Watching Dune again on video you can see that some of its defects are clearly Lynch’s responsibility, e.g. casting the nerdy and potato-faced Kyle MacLachlan as an epic hero and the Police’s resoundingly unthespian Sting as a psycho villain, or—worse—trying to provide plot exposition by having characters’ thoughts audibilized (w/ that slight thinking-out-loud reverb) on the soundtrack while the camera zooms in on the character making a thinking-face, a cheesy old device that Saturday Night Live had already been parodying for years when Dune came out. The overall result is a movie that’s funny while it’s trying to be deadly serious, which is as good a definition of a flop as there is, and Dune was indeed a huge, pretentious, incoherent flop. But a good part of the incoherence is the responsibility of De Laurentiis’s producers, who cut thousands of feet of film out of Lynch’s final print right before the movie’s release, apparently already smelling disaster and wanting to get the movie down to more like a normal theatrical running-time. Even on video, it’s not hard to see where a lot of these cuts were made; the movie looks gutted, unintentionally surreal.

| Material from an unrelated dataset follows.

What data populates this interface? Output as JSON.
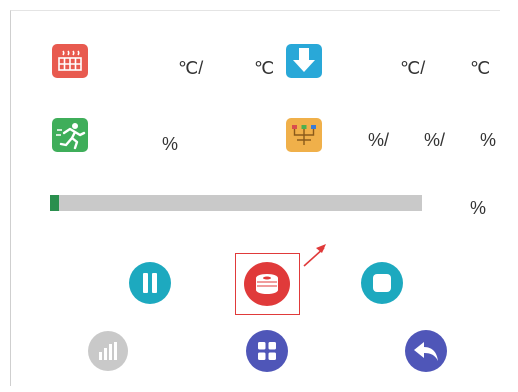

In a strange way, though, Dune actually ended up being Lynch’s “big break” as a filmmaker. The version of Dune that finally appeared in the theaters was by all reliable reports heartbreaking for him, the kind of debacle that in myths about Innocent, Idealistic Artists In The Maw Of The Hollywood Process signals the violent end of the artist’s Innocence—seduced, overwhelmed, fucked over, left to take the public heat and the mogul’s wrath. The experience could easily have turned Lynch into an embittered hack (though probably a rich hack), doing f/x-intensive gorefests for commercial studios. Or it could have sent him scurrying to the safety of academe, making obscure plotless l6mm.’s for the pipe-and-beret crowd. The experience did neither. Lynch both hung in and, on some level, gave up. Dune convinced him of something that all the really interesting independent filmmakers—Campion, the Coens, Jarmusch, Jaglom—seem to steer by. “The experience taught me a valuable lesson,” he told an interviewer years later. “I learned I would rather not make a film than make one where I don’t have final cut.”
—From “David Lynch Keeps His Head” by David Foster Wallace; collected in A Supposedly Fun Thing I’ll Never Do Again.